Body does not maintain large nitrogen reserves

Dietary nitrogen is essential

Nitrogen balance is an equalization of absorbed and excreted nitrogen

 

Minerals

Act as co-factors in enzymatic reactions

Contribute to osmotic concentrations of body fluids

Play a role in transmembrane potentials, action potentials

Aid in release of neurotransmitters and muscle contraction

Assist in skeletal construction and maintenance

Important in gas transport and buffer systems

Aid in fluid absorption and waste removal

 

Vitamins

Are needed in very small amounts for a variety of vital body activities

Fat soluble

Vitamins A, D, E, K

Taken in excess can lead to hypervitaminosis

Water soluble

Not stored in the body

Lack of adequate dietary intake = avitaminosis

 

Bioenergetics

The study of acquisition and use of energy by organisms

Energy content of food expressed in Calories per gram (C/g)

 

Food and energy

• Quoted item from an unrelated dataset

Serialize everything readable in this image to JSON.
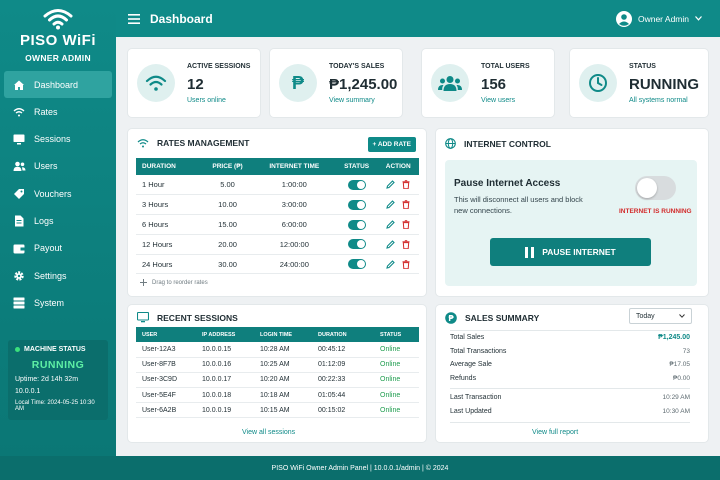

Catabolism of lipids yields 9.46 C/g

Catabolism of proteins and carbohydrates yields ~4.7 C/g

 

Metabolic rate

Total of all anabolic and catabolic processes underway

Basal metabolic rate (BMR) is the rate of energy used by a person at rest

 

Thermoregulation

Homeostatic regulation of body temperature

Heat exchange with the environment involves four processes:

Radiation

Conduction

Convection

Evaporation

 

Regulation of heat gain and loss

Preoptic area of hypothalamus acts as thermostat

Heat-loss center

Heat-gain center

Mechanisms for increasing heat loss include:

Peripheral vasodilation

Increase perspiration

Increase respiration

Behavioral modifications

 

Mechanisms promoting heat gain

Decreased blood flow to the dermis

Countercurrent heat exchange

Shivering thermogenesis and nonshivering thermogenesis

Differs by individuals due to acclimatization

 

Thermoregulation

Problems in infants

Lose heat quickly due to their small size

Do not shiver

Use brown fat to accelerate lipolysis - energy escapes as heat

Variations in adults

Use subcutaneous fat as an insulator

Different hypothalamic thermostatic settings

 

Pyrexia is elevated body temperature

Fever is body temperature greater than 37.2oC

Can result from a variety of situations including:

Heat exhaustion or heat stroke

Congestive heart failure

Impaired sweat gland activity

Resetting of the hypothalamic thermostat by circulating pyrogens